Turning Point Ensemble’s Firebird 2011 - Part IIIThursday, March 03, 2011
|Vern Griffiths, percussion
Consider that Stravinsky wrote his 45-minute (Bushnell’s version was a tad shorter) ballet for a very large orchestra including quadruple woodwind and three harps, as well as a piano.
Last night’s ensemble featured one harp and one piano but the sonic ballistics I am used to were all there. For one thing the Cultch’s small theatre is small so I was close, intimately so, to the orchestra. Unlike being at a performance at the Orpheum every instrument here was directional in sound. I could immediately discern when each instrument was “on”. In a world that is increasingly becoming used to the enveloping sound of ear buds it was a pleasure to listen to (and watch) music as it should be listened to.
The work, as orchestrated by Bushnell, had the four movements of the original. The smaller ensemble gave me the opportunity to listen to stuff from the Firebird I was not aware was there. There were many moments of delicate intimacy particularly from François Houle’s clarinet.
But I was ready and waiting for the ballistics of the fourth movement. The more I watch and listen to pianist Jane Haynes the more I enjoy her affirmation of the piano as a percussion instrument. She seems to demolish the piano but the piano holds on! On the other hand it is fun to watch percussionist Vern Griffiths who I must describe as a man who moves in complete quiet and grace (not that anybody could possibly hear any noises he would make with his tiptoes). There is an elegance in the way he wields his xylophone mallets (it may have been a marimba as I saw wood).
|François Houle, clarinet
Because it was a dress rehearsal I could look to the side and watch arranger Michael Bushnell’s involvement as he nodded his head and smiled. Bushnell is most watchable as he resembles a cross of the faces of Mark Twain and Kurt Vonnegut!
Bushnell has had a musical history of working together with TPE conductor Owen Underhill and it showed here.
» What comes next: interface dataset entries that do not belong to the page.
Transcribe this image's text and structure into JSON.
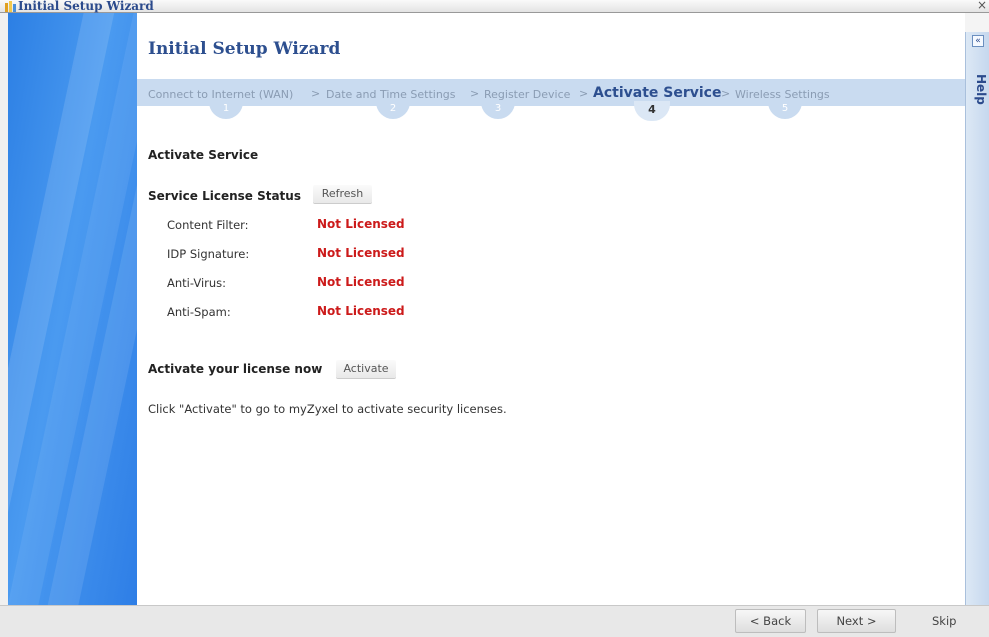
{
  "window": {
    "title": "Initial Setup Wizard",
    "close_glyph": "×",
    "icon": "wizard-icon"
  },
  "help": {
    "label": "Help",
    "collapse_glyph": "«"
  },
  "page": {
    "title": "Initial Setup Wizard"
  },
  "steps": [
    {
      "label": "Connect to Internet (WAN)",
      "number": "1",
      "active": false
    },
    {
      "label": "Date and Time Settings",
      "number": "2",
      "active": false
    },
    {
      "label": "Register Device",
      "number": "3",
      "active": false
    },
    {
      "label": "Activate Service",
      "number": "4",
      "active": true
    },
    {
      "label": "Wireless Settings",
      "number": "5",
      "active": false
    }
  ],
  "step_separator": ">",
  "section": {
    "title": "Activate Service"
  },
  "license_status": {
    "label": "Service License Status",
    "refresh_label": "Refresh",
    "items": [
      {
        "name": "Content Filter:",
        "status": "Not Licensed"
      },
      {
        "name": "IDP Signature:",
        "status": "Not Licensed"
      },
      {
        "name": "Anti-Virus:",
        "status": "Not Licensed"
      },
      {
        "name": "Anti-Spam:",
        "status": "Not Licensed"
      }
    ]
  },
  "activate": {
    "label": "Activate your license now",
    "button_label": "Activate",
    "info": "Click \"Activate\" to go to myZyxel to activate security licenses."
  },
  "footer": {
    "back_label": "< Back",
    "next_label": "Next >",
    "skip_label": "Skip"
  },
  "colors": {
    "accent": "#2d4f8f",
    "status_error": "#cc1a1a",
    "panel_blue": "#2c7fe4",
    "steps_band": "#c9dbf0"
  }
}
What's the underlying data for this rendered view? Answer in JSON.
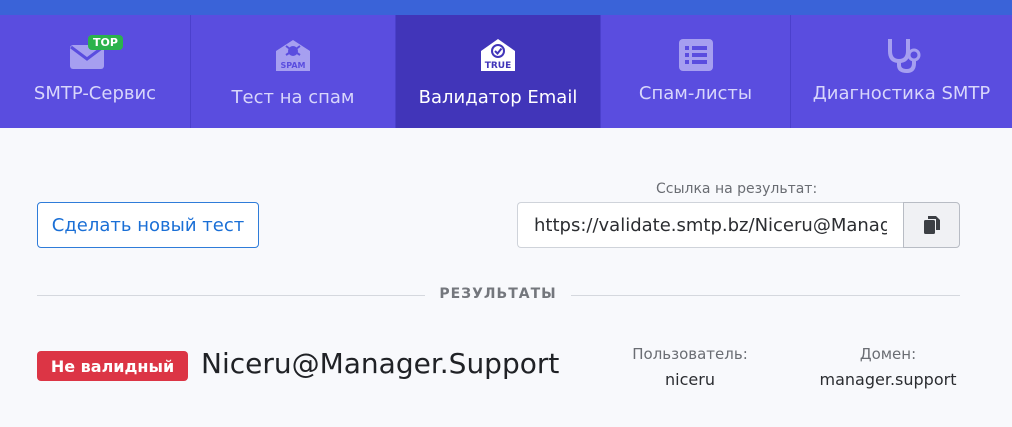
{
  "tabs": [
    {
      "label": "SMTP-Сервис",
      "icon": "envelope-icon",
      "badge": "TOP"
    },
    {
      "label": "Тест на спам",
      "icon": "spam-envelope-icon",
      "icon_text": "SPAM"
    },
    {
      "label": "Валидатор Email",
      "icon": "true-envelope-icon",
      "icon_text": "TRUE",
      "active": true
    },
    {
      "label": "Спам-листы",
      "icon": "list-icon"
    },
    {
      "label": "Диагностика SMTP",
      "icon": "stethoscope-icon"
    }
  ],
  "actions": {
    "new_test_label": "Сделать новый тест"
  },
  "result_link": {
    "label": "Ссылка на результат:",
    "value": "https://validate.smtp.bz/Niceru@Manager.Support",
    "copy_icon": "copy-icon"
  },
  "results": {
    "heading": "РЕЗУЛЬТАТЫ",
    "status": "Не валидный",
    "email": "Niceru@Manager.Support",
    "user_label": "Пользователь:",
    "user_value": "niceru",
    "domain_label": "Домен:",
    "domain_value": "manager.support"
  },
  "colors": {
    "nav_bg": "#5a4ddf",
    "nav_active": "#4135b9",
    "top_stripe": "#3a63d8",
    "badge_green": "#2bb24c",
    "status_red": "#dc3545",
    "link_blue": "#1a6fd6"
  }
}
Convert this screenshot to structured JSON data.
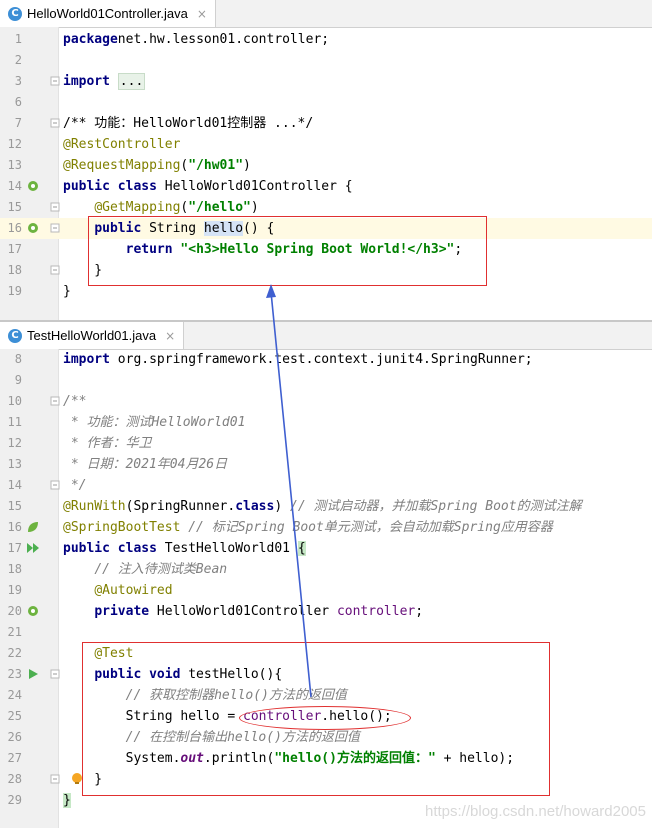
{
  "editor1": {
    "tab": {
      "label": "HelloWorld01Controller.java",
      "icon": "C",
      "close": "×"
    },
    "lines": [
      {
        "n": "1",
        "parts": [
          [
            "kw",
            "package"
          ],
          [
            "",
            "net.hw.lesson01.controller;"
          ]
        ]
      },
      {
        "n": "2",
        "parts": []
      },
      {
        "n": "3",
        "parts": [
          [
            "kw",
            "import"
          ],
          [
            "",
            " "
          ],
          [
            "fold-ph",
            "..."
          ]
        ]
      },
      {
        "n": "6",
        "parts": []
      },
      {
        "n": "7",
        "parts": [
          [
            "cm-plain",
            "/** 功能：HelloWorld01控制器 ...*/"
          ]
        ]
      },
      {
        "n": "12",
        "parts": [
          [
            "ann",
            "@RestController"
          ]
        ]
      },
      {
        "n": "13",
        "parts": [
          [
            "ann",
            "@RequestMapping"
          ],
          [
            "",
            "("
          ],
          [
            "str",
            "\"/hw01\""
          ],
          [
            "",
            ")"
          ]
        ]
      },
      {
        "n": "14",
        "parts": [
          [
            "kw",
            "public class"
          ],
          [
            "",
            " HelloWorld01Controller {"
          ]
        ]
      },
      {
        "n": "15",
        "parts": [
          [
            "",
            "    "
          ],
          [
            "ann",
            "@GetMapping"
          ],
          [
            "",
            "("
          ],
          [
            "str",
            "\"/hello\""
          ],
          [
            "",
            ")"
          ]
        ]
      },
      {
        "n": "16",
        "parts": [
          [
            "",
            "    "
          ],
          [
            "kw",
            "public"
          ],
          [
            "",
            " String "
          ],
          [
            "hl-word",
            "hello"
          ],
          [
            "",
            "() {"
          ]
        ]
      },
      {
        "n": "17",
        "parts": [
          [
            "",
            "        "
          ],
          [
            "kw",
            "return"
          ],
          [
            "",
            " "
          ],
          [
            "str",
            "\"<h3>Hello Spring Boot World!</h3>\""
          ],
          [
            "",
            ";"
          ]
        ]
      },
      {
        "n": "18",
        "parts": [
          [
            "",
            "    }"
          ]
        ]
      },
      {
        "n": "19",
        "parts": [
          [
            "",
            "}"
          ]
        ]
      }
    ]
  },
  "editor2": {
    "tab": {
      "label": "TestHelloWorld01.java",
      "icon": "C",
      "close": "×"
    },
    "lines": [
      {
        "n": "8",
        "parts": [
          [
            "kw",
            "import"
          ],
          [
            "",
            " org.springframework.test.context.junit4.SpringRunner;"
          ]
        ]
      },
      {
        "n": "9",
        "parts": []
      },
      {
        "n": "10",
        "parts": [
          [
            "cm",
            "/**"
          ]
        ]
      },
      {
        "n": "11",
        "parts": [
          [
            "cm",
            " * 功能：测试HelloWorld01"
          ]
        ]
      },
      {
        "n": "12",
        "parts": [
          [
            "cm",
            " * 作者：华卫"
          ]
        ]
      },
      {
        "n": "13",
        "parts": [
          [
            "cm",
            " * 日期：2021年04月26日"
          ]
        ]
      },
      {
        "n": "14",
        "parts": [
          [
            "cm",
            " */"
          ]
        ]
      },
      {
        "n": "15",
        "parts": [
          [
            "ann",
            "@RunWith"
          ],
          [
            "",
            "(SpringRunner."
          ],
          [
            "kw",
            "class"
          ],
          [
            "",
            ") "
          ],
          [
            "cm",
            "// 测试启动器，并加载Spring Boot的测试注解"
          ]
        ]
      },
      {
        "n": "16",
        "parts": [
          [
            "ann",
            "@SpringBootTest"
          ],
          [
            "",
            " "
          ],
          [
            "cm",
            "// 标记Spring Boot单元测试，会自动加载Spring应用容器"
          ]
        ]
      },
      {
        "n": "17",
        "parts": [
          [
            "kw",
            "public class"
          ],
          [
            "",
            " TestHelloWorld01 "
          ],
          [
            "hl-brace",
            "{"
          ]
        ]
      },
      {
        "n": "18",
        "parts": [
          [
            "",
            "    "
          ],
          [
            "cm",
            "// 注入待测试类Bean"
          ]
        ]
      },
      {
        "n": "19",
        "parts": [
          [
            "",
            "    "
          ],
          [
            "ann",
            "@Autowired"
          ]
        ]
      },
      {
        "n": "20",
        "parts": [
          [
            "",
            "    "
          ],
          [
            "kw",
            "private"
          ],
          [
            "",
            " HelloWorld01Controller "
          ],
          [
            "fld",
            "controller"
          ],
          [
            "",
            ";"
          ]
        ]
      },
      {
        "n": "21",
        "parts": []
      },
      {
        "n": "22",
        "parts": [
          [
            "",
            "    "
          ],
          [
            "ann",
            "@Test"
          ]
        ]
      },
      {
        "n": "23",
        "parts": [
          [
            "",
            "    "
          ],
          [
            "kw",
            "public void"
          ],
          [
            "",
            " testHello(){"
          ]
        ]
      },
      {
        "n": "24",
        "parts": [
          [
            "",
            "        "
          ],
          [
            "cm",
            "// 获取控制器hello()方法的返回值"
          ]
        ]
      },
      {
        "n": "25",
        "parts": [
          [
            "",
            "        String hello = "
          ],
          [
            "fld",
            "controller"
          ],
          [
            "",
            ".hello();"
          ]
        ]
      },
      {
        "n": "26",
        "parts": [
          [
            "",
            "        "
          ],
          [
            "cm",
            "// 在控制台输出hello()方法的返回值"
          ]
        ]
      },
      {
        "n": "27",
        "parts": [
          [
            "",
            "        System."
          ],
          [
            "itfld",
            "out"
          ],
          [
            "",
            ".println("
          ],
          [
            "str",
            "\"hello()方法的返回值：\""
          ],
          [
            "",
            " + hello);"
          ]
        ]
      },
      {
        "n": "28",
        "parts": [
          [
            "",
            "    }"
          ]
        ]
      },
      {
        "n": "29",
        "parts": [
          [
            "hl-brace",
            "}"
          ]
        ]
      }
    ]
  },
  "watermark": "https://blog.csdn.net/howard2005",
  "colors": {
    "annotation_box": "#e03030",
    "arrow": "#3f5fd0"
  }
}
Underhill, with that ever present smile of his, enjoyed himself, as I did.
My only disappointment is that my granddaughter was too sick to accompany me. I know she would have enjoyed it.